In Fox Head, Inc. v Fox Street Wear Pte Ltd  SGIPOS 8, Singaporean clothing distributor Fox Street Wear Pte Ltd (‘the Applicant’) applied to register the below mark (‘the Application Mark’) in Class 25. This was the same mark which had previously been refused registration in Singapore in Class 18, via a successful opposition in the case of Fox Street Wear Pte Ltd v Fox Racing, Inc.  SGIPOS 13.
The same opponent, now known as ‘Fox Head, Inc.’ (‘the Opponent’) once again opposed the mark’s registration in Class 25 in this 2018 hearing. The Opponent used the same mark (registered in Class 25, shown below – ‘the Opponent’s Mark) in this case which had previously served to ensure that the Application Mark was refused registration in Class 18 – on grounds of similarity with an earlier mark, registered in respect of similar goods, that would be likely to cause confusion to the public – under Section 8 (2) (b) of the Singapore Trade Marks Act. Perhaps unsurprisingly, the outcome of the 2018 hearing between the parties was to prove to be substantially similar to that in 2014.
In assessing similarity of marks, the Hearing Officer applied the established test set out in Staywell Hospitality Group v Starwood Hotels & Resorts Worldwide  1 SLR 911 – that of a mark-for-mark comparison, with no external factors considered, for three aspects of similarity – visual, aural and conceptual.
In assessing visual similarity, the Hearing Officer was guided by the ruling in Caesarstone Sdot-Yam Ltd v Ceramiche Caesar SpA  2 SLR 1129, which stated that marks should be regarded as visually similar where the similar elements of the competing marks are so dominant as to render the differing elements ineffective at dispelling the similarity between the two marks. In this case, the dominant elements that both marks shared were said to be the capital letters F and X as well as the fox’s head device in between the letters – all of which were of a similar size and positioning in both marks. These were taken to render the differences between the two marks – the additional smaller text within the Application Mark, for example – as ineffective, and so the Hearing Officer found the two marks to be visually similar.
The Hearing Officer’s finding of aural similarity between the marks rested on much the same logic. Given the dominant characteristics of the two marks being the letters F and X with the fox-head in between, it was adjudged that both marks would be read as ‘Fox’. The extra text on the Application Mark was considered too insignificant to form part of the consumer’s consideration of the aural representation of the mark.

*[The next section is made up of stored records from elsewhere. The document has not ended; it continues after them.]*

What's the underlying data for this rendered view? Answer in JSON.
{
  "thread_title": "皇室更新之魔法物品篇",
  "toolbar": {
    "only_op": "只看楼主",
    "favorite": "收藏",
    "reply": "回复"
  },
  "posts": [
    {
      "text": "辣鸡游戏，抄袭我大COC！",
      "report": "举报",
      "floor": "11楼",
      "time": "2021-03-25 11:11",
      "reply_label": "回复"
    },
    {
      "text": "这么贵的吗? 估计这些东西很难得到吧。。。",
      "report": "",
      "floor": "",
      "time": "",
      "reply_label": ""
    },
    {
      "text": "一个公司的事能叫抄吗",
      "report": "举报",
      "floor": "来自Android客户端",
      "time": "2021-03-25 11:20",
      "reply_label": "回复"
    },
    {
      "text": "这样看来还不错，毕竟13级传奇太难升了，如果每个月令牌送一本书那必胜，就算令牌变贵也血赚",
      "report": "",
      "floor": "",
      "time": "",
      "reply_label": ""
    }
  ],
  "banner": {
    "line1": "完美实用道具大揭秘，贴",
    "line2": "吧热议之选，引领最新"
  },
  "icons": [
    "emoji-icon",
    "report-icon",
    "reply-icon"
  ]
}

Furthermore, the shared dominant elements of the two marks were also considered by the Hearing Officer to convey the same concept – that of a fox. Accordingly, the extra reference to ‘street wear’ within the Application Mark was found to be too insignificant to deviate from this concept.
Both being registered in Class 25, in some cases with respect to identical garments, the goods and services associated with the Opponent’s mark and the Application mark were evidently similar. Therefore, the last matter for the hearing officer to determine before being obliged to refuse the mark’s to registration under Section 8 (2) (b) was the likelihood of confusion on the part of the public.
Taking into account the high degree of similarity in the dominant elements of the marks, as well as the identical goods and services for which they were registered, the Hearing Officer concluded that there was a likelihood of confusion. Even where direct confusion may not occur, the Hearing Officer opined, there was still a likelihood of indirect confusion, particularly in the clothing industry, where companies tend to brand individual products in a variety of different ways, with the use of common words within trade marks being the factor which shows common origin.
Therefore, just as in 2014, the Opponent was successful in opposing the mark’s registration on the ground set out in section 8 (2) (b). In contrast to the previous judgment, however, the Opponent was also successful in opposing the mark under an additional ground – that of Section 8 (7) (a), which states that a mark shall not be registered if its use in Singapore is liable to be prevented by the law of passing off.
In establishing that the tort of passing off had been committed by the Applicant, the Hearing Officer assessed the means by which the three classical elements of the tort were present: the Opponent’s goodwill, misrepresentation by the Applicant that would be likely to lead to the public believing that the Applicant’s goods are those of the Opponent, as well as damage to the Opponent as a result of such misrepresentation.
The Opponent’s goodwill in Singapore was proven by evidence of its sales to distributors there since 1997. The Hearing Officer found that use of the Application amounted to a misrepresentation to the public citing the same reasons for which he found that there would be a likelihood of confusion on behalf of the public if the mark were to be registered. Given that the two parties are in the same field of business activity, the Hearing Officer concluded that this misrepresentation would be likely to damage the Opponent, and thus the ground of opposition under Section 8 (7) (a) succeeded.